The matter of defence was also paramount in the minds of the two designers. Ar-Trovvel designed several sets of granite slab doors, reinforced from behind with oak and iron banding. An elaborate system of counterweights balanced the door and made it's operation swift and easy. One door seperated the causeway from the carriage barn, another seperated the carriage barn from the interior of the keep. The walls in the areas vulnerable to the causeway were heavily reinforced, and arrowholes were added both in the ceiling from the floor above, but in several walls as well.
As a finishing touch, Ilyich had the bridge roofed in the popular earthen tile glazed against the weather. The causeway became both functional, and artistic. Fellow lords would come to see the wealth of Ilyich's carriages, and the cunning nature of his keep, and would be pleased with the vibrant colors and many tiles, the first of which seen were those of the causeway. Dwarves would come to see the great works of Ar-Trovvel, and Lord Ilyich, and marvel at the wonders created when man and dwarf cooperate, Go to Comment
Interesting, the position of the seneschal has long been present in my own games but seemingly absent from the game world in general. There are always plenty of servants, valets, and butlers about but never their supervisor. Also a nice description of the quiet power wielded by the bony old goat. He reminds me of what a Lasombra would be before being turned into a vampire (for those of you who happen to dabble in that game system) Go to Comment
The ruling family depends on some magical artifact or place to secure their right to rule. A monarch isn't considered legitimate until he or she has been "accepted" by the artifact or place, whatever that might entail.

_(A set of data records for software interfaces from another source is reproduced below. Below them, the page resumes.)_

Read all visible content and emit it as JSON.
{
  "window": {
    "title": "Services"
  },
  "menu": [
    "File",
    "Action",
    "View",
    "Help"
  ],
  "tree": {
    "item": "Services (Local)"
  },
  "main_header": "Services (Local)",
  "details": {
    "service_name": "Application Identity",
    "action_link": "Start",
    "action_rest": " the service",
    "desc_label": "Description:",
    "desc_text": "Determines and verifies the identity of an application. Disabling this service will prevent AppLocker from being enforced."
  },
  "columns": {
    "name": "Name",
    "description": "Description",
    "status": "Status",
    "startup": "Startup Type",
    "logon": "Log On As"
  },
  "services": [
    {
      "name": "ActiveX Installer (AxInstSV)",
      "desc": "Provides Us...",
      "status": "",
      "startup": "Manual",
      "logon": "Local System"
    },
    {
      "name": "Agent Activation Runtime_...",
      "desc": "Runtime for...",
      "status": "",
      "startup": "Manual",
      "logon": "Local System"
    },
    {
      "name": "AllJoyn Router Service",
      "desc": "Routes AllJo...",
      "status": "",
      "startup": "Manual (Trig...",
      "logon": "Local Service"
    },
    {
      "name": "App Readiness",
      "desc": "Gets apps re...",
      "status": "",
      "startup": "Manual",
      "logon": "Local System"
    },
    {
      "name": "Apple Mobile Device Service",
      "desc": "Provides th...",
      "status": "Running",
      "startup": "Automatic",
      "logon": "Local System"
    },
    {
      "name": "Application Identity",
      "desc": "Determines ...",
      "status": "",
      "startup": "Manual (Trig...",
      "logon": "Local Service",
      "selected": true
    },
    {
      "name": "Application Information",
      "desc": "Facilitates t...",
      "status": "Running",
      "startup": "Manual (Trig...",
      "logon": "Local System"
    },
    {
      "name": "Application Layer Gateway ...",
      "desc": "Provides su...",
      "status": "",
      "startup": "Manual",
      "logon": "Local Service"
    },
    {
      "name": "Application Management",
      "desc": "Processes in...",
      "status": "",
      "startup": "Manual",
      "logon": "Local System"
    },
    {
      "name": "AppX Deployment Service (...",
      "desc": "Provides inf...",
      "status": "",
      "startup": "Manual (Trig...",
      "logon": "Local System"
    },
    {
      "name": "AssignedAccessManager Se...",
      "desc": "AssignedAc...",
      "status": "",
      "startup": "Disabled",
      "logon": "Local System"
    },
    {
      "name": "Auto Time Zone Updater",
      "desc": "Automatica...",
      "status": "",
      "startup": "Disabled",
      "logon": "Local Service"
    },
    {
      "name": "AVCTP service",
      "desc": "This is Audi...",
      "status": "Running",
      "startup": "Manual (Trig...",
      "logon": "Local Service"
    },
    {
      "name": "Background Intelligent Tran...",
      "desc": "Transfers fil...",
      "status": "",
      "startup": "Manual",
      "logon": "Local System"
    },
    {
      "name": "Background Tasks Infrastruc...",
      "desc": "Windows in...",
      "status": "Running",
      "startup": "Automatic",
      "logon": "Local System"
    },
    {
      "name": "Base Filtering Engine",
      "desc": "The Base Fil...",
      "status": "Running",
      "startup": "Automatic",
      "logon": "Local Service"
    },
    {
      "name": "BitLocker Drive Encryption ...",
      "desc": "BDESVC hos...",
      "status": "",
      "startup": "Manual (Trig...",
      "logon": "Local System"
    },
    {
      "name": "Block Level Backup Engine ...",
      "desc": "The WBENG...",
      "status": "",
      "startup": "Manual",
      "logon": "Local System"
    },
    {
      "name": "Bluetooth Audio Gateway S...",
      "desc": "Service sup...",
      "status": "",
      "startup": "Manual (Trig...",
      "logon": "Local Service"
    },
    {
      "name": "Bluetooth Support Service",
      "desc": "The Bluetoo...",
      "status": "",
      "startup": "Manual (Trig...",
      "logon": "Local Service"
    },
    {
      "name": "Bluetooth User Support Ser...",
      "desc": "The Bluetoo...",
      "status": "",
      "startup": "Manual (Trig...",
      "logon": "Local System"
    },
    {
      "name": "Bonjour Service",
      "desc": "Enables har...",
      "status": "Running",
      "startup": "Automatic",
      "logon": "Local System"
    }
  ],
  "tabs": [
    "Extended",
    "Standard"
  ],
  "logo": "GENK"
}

It is also possible that some one else, not of the ruling family, could be accepted as the legitimate heir... A fact which the monarchs would like to keep secret.